Bill McCallum, a professor at the University of Arizona who played a lead role in developing the Common Core standards for math, said he would oppose any division of K-12 students into an algebra track and a non-algebra track.

“You might say only a certain percentage of kids will go on to use algebra, but we don’t know which kids those are,” he said.

This last quote goes back to my philosophy on education just a bit. Yes, critics are correct, not every kid will go on to college…but when they graduate from high school they should have the knowledge and skill sets to pursue college if they want…or an apprenticeship…or a career…regardless. We can never know who will end up using actual algebra.

In New York City, home to the nation’s largest public school system with 1.1 million pupils, just 52% of the students who took last year’s statewide Regents test in Algebra I passed, mirroring statistics elsewhere in the country.

Rather than scaling back on algebra, New York City educators have announced an “Algebra for All” initiative that aims to keep students on track by providing specialized math teachers in fifth grade, before algebra is introduced.

“We believe in high standards,” said Carol Mosesson-Teig, director of mathematics for the city Department of Education.

Now of course I am a little biased. I am a computer programmer…and on a practical side…I use the logic and thought processes I learned in math classes every day on the job…I even use algebra to develop some of the code that I have written over the years. It’s a rewarding and lucrative field.

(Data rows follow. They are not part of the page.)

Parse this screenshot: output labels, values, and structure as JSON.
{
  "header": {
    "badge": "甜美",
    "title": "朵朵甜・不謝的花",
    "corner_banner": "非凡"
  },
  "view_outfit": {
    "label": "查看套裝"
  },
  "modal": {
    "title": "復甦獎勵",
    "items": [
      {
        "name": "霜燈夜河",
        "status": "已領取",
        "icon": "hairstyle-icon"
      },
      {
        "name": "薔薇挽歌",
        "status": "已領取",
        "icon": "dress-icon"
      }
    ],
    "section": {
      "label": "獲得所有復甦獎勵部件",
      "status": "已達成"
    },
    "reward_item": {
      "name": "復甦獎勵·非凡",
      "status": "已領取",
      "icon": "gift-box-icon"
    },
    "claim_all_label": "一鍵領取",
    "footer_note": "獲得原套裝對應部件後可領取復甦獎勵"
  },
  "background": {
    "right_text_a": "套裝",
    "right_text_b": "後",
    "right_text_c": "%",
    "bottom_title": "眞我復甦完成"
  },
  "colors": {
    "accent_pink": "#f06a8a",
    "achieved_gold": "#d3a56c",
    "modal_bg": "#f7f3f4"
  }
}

But the United States is having its lunch eaten by China and India in this field. They have the math skills…they can do algebra…and they are going to be writing much of our code in the very near future. Our students just can’t hack it (pun intended). So dumbing down STEM education another notch is just plain stupid…or we aren’t going to hold onto the real jobs coming in the remainder of the 21st Century.